• Source data
____

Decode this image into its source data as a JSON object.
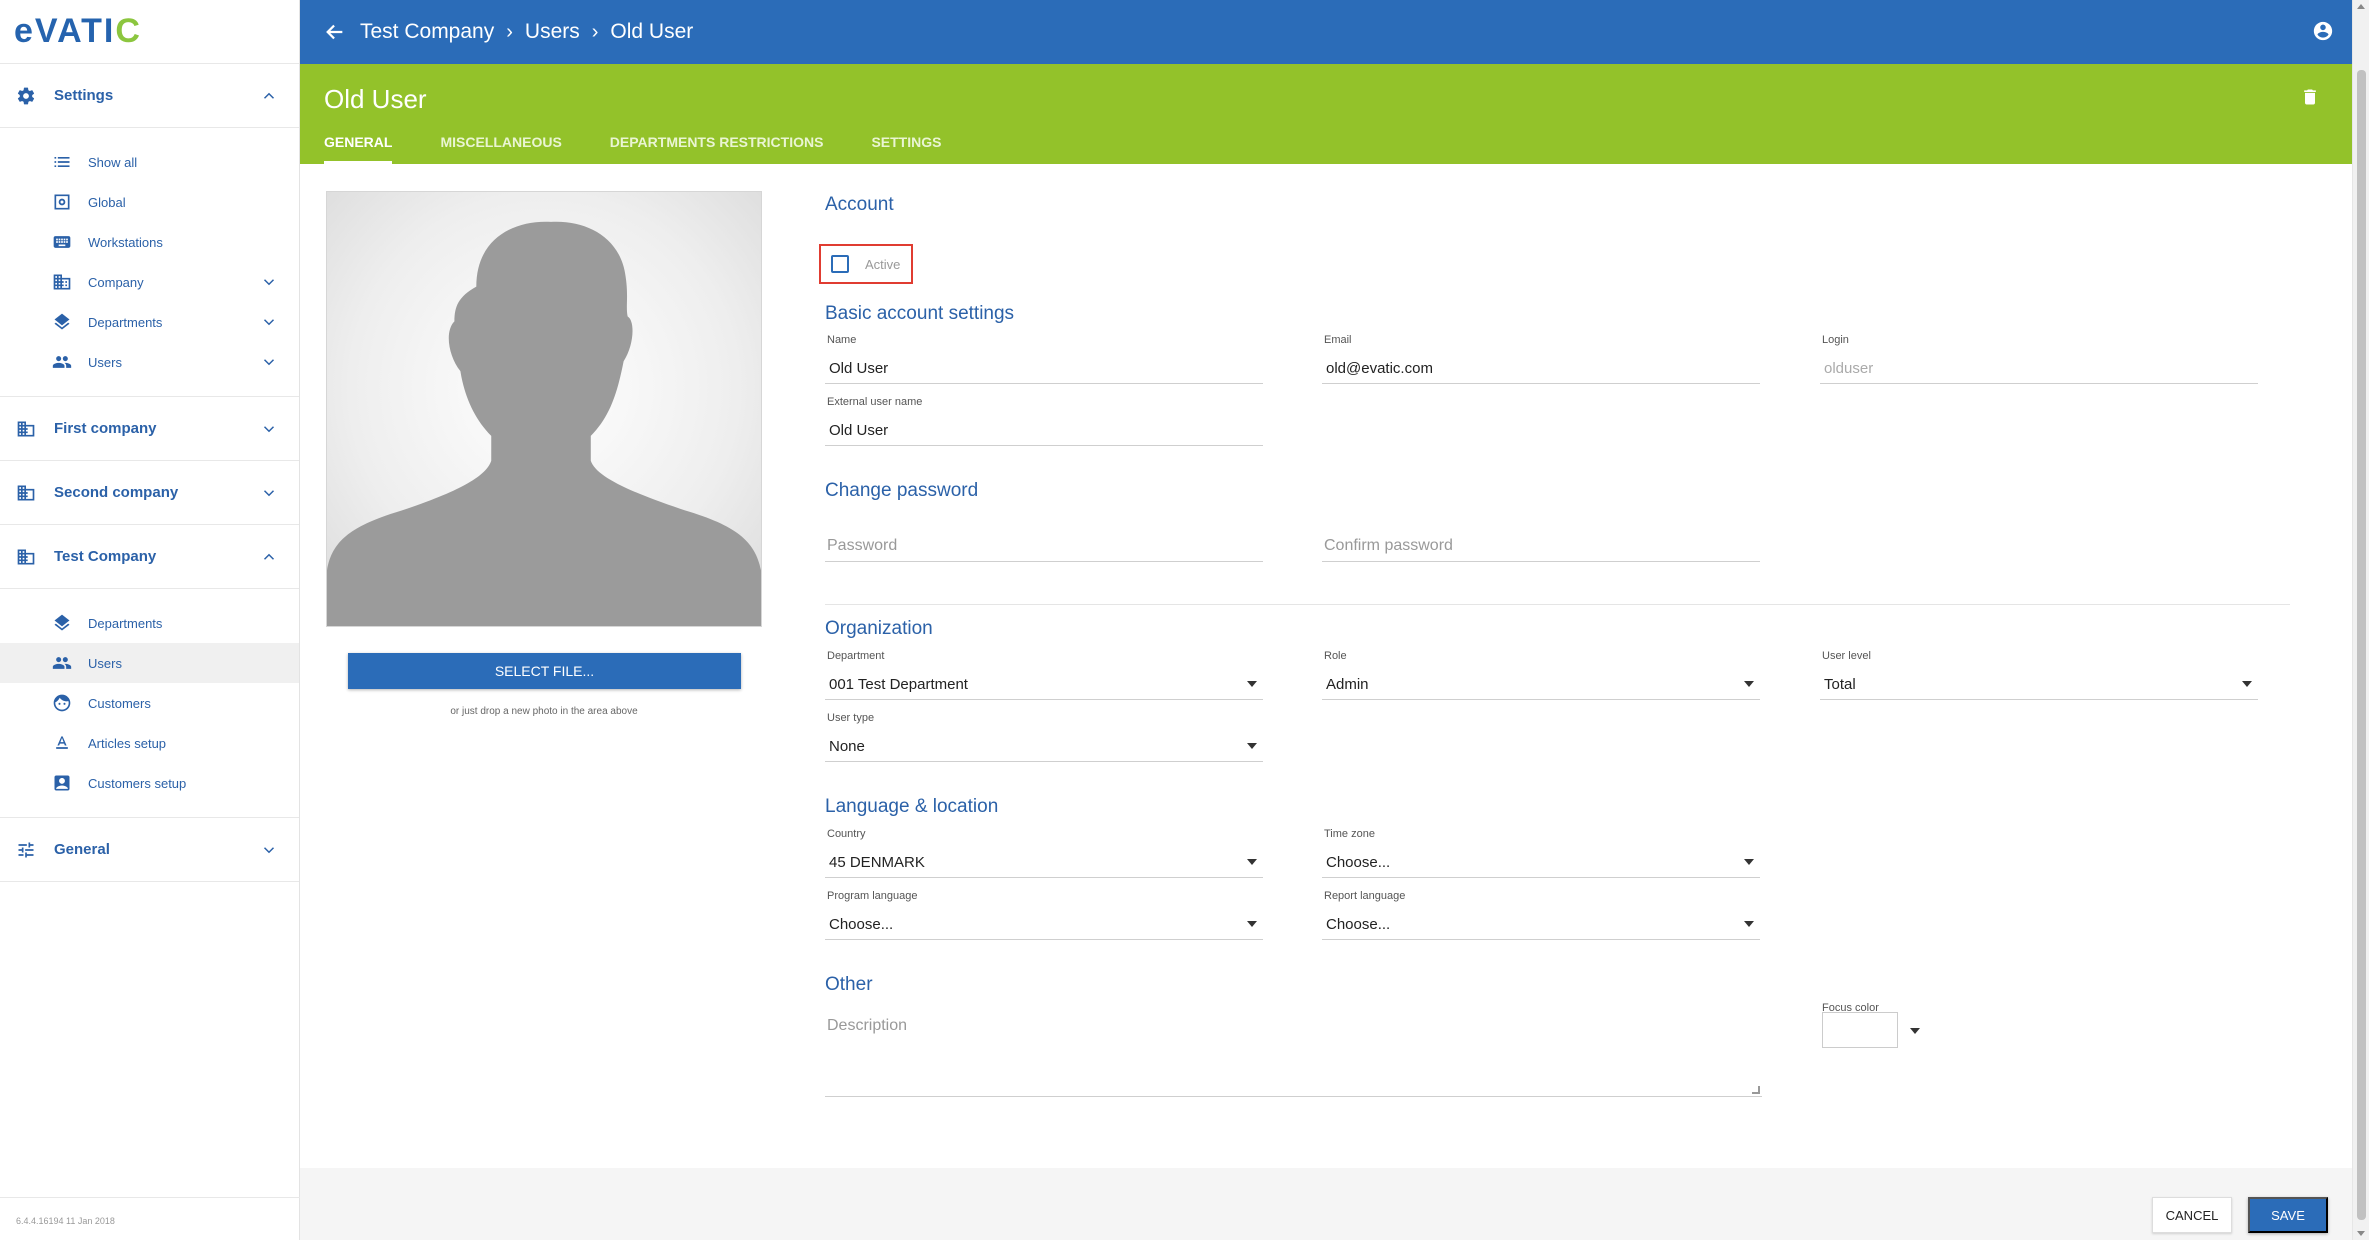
{
  "app": {
    "logo": "eVATIC",
    "version": "6.4.4.16194 11 Jan 2018"
  },
  "sidebar": {
    "settings": {
      "label": "Settings",
      "items": [
        {
          "label": "Show all",
          "icon": "list-icon"
        },
        {
          "label": "Global",
          "icon": "global-settings-icon"
        },
        {
          "label": "Workstations",
          "icon": "keyboard-icon"
        },
        {
          "label": "Company",
          "icon": "building-icon"
        },
        {
          "label": "Departments",
          "icon": "layers-icon"
        },
        {
          "label": "Users",
          "icon": "people-icon"
        }
      ]
    },
    "first_company": {
      "label": "First company"
    },
    "second_company": {
      "label": "Second company"
    },
    "test_company": {
      "label": "Test Company",
      "items": [
        {
          "label": "Departments",
          "icon": "layers-icon"
        },
        {
          "label": "Users",
          "icon": "people-icon"
        },
        {
          "label": "Customers",
          "icon": "face-icon"
        },
        {
          "label": "Articles setup",
          "icon": "text-format-icon"
        },
        {
          "label": "Customers setup",
          "icon": "contact-icon"
        }
      ]
    },
    "general": {
      "label": "General"
    }
  },
  "topbar": {
    "crumbs": [
      "Test Company",
      "Users",
      "Old User"
    ]
  },
  "header": {
    "title": "Old User",
    "tabs": [
      "GENERAL",
      "MISCELLANEOUS",
      "DEPARTMENTS RESTRICTIONS",
      "SETTINGS"
    ]
  },
  "photo": {
    "button": "SELECT FILE...",
    "hint": "or just drop a new photo in the area above"
  },
  "account": {
    "title": "Account",
    "active_label": "Active",
    "active_checked": false
  },
  "basic": {
    "title": "Basic account settings",
    "name_label": "Name",
    "name_value": "Old User",
    "email_label": "Email",
    "email_value": "old@evatic.com",
    "login_label": "Login",
    "login_value": "olduser",
    "external_label": "External user name",
    "external_value": "Old User"
  },
  "password": {
    "title": "Change password",
    "password_placeholder": "Password",
    "confirm_placeholder": "Confirm password"
  },
  "organization": {
    "title": "Organization",
    "department_label": "Department",
    "department_value": "001 Test Department",
    "role_label": "Role",
    "role_value": "Admin",
    "level_label": "User level",
    "level_value": "Total",
    "type_label": "User type",
    "type_value": "None"
  },
  "language": {
    "title": "Language & location",
    "country_label": "Country",
    "country_value": "45 DENMARK",
    "timezone_label": "Time zone",
    "timezone_value": "Choose...",
    "program_label": "Program language",
    "program_value": "Choose...",
    "report_label": "Report language",
    "report_value": "Choose..."
  },
  "other": {
    "title": "Other",
    "description_placeholder": "Description",
    "focus_color_label": "Focus color"
  },
  "footer": {
    "cancel": "CANCEL",
    "save": "SAVE"
  },
  "colors": {
    "topbar": "#2b6cb8",
    "header": "#93c22a",
    "accent": "#2b61a8",
    "highlight": "#e03c31"
  }
}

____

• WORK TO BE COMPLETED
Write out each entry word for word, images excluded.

• YOUR SOLUTION
Decode this image into its source data as a JSON object.
{
  "app": {
    "logo": "eVATIC",
    "version": "6.4.4.16194 11 Jan 2018"
  },
  "sidebar": {
    "settings": {
      "label": "Settings",
      "items": [
        {
          "label": "Show all",
          "icon": "list-icon"
        },
        {
          "label": "Global",
          "icon": "global-settings-icon"
        },
        {
          "label": "Workstations",
          "icon": "keyboard-icon"
        },
        {
          "label": "Company",
          "icon": "building-icon"
        },
        {
          "label": "Departments",
          "icon": "layers-icon"
        },
        {
          "label": "Users",
          "icon": "people-icon"
        }
      ]
    },
    "first_company": {
      "label": "First company"
    },
    "second_company": {
      "label": "Second company"
    },
    "test_company": {
      "label": "Test Company",
      "items": [
        {
          "label": "Departments",
          "icon": "layers-icon"
        },
        {
          "label": "Users",
          "icon": "people-icon"
        },
        {
          "label": "Customers",
          "icon": "face-icon"
        },
        {
          "label": "Articles setup",
          "icon": "text-format-icon"
        },
        {
          "label": "Customers setup",
          "icon": "contact-icon"
        }
      ]
    },
    "general": {
      "label": "General"
    }
  },
  "topbar": {
    "crumbs": [
      "Test Company",
      "Users",
      "Old User"
    ]
  },
  "header": {
    "title": "Old User",
    "tabs": [
      "GENERAL",
      "MISCELLANEOUS",
      "DEPARTMENTS RESTRICTIONS",
      "SETTINGS"
    ]
  },
  "photo": {
    "button": "SELECT FILE...",
    "hint": "or just drop a new photo in the area above"
  },
  "account": {
    "title": "Account",
    "active_label": "Active",
    "active_checked": false
  },
  "basic": {
    "title": "Basic account settings",
    "name_label": "Name",
    "name_value": "Old User",
    "email_label": "Email",
    "email_value": "old@evatic.com",
    "login_label": "Login",
    "login_value": "olduser",
    "external_label": "External user name",
    "external_value": "Old User"
  },
  "password": {
    "title": "Change password",
    "password_placeholder": "Password",
    "confirm_placeholder": "Confirm password"
  },
  "organization": {
    "title": "Organization",
    "department_label": "Department",
    "department_value": "001 Test Department",
    "role_label": "Role",
    "role_value": "Admin",
    "level_label": "User level",
    "level_value": "Total",
    "type_label": "User type",
    "type_value": "None"
  },
  "language": {
    "title": "Language & location",
    "country_label": "Country",
    "country_value": "45 DENMARK",
    "timezone_label": "Time zone",
    "timezone_value": "Choose...",
    "program_label": "Program language",
    "program_value": "Choose...",
    "report_label": "Report language",
    "report_value": "Choose..."
  },
  "other": {
    "title": "Other",
    "description_placeholder": "Description",
    "focus_color_label": "Focus color"
  },
  "footer": {
    "cancel": "CANCEL",
    "save": "SAVE"
  },
  "colors": {
    "topbar": "#2b6cb8",
    "header": "#93c22a",
    "accent": "#2b61a8",
    "highlight": "#e03c31"
  }
}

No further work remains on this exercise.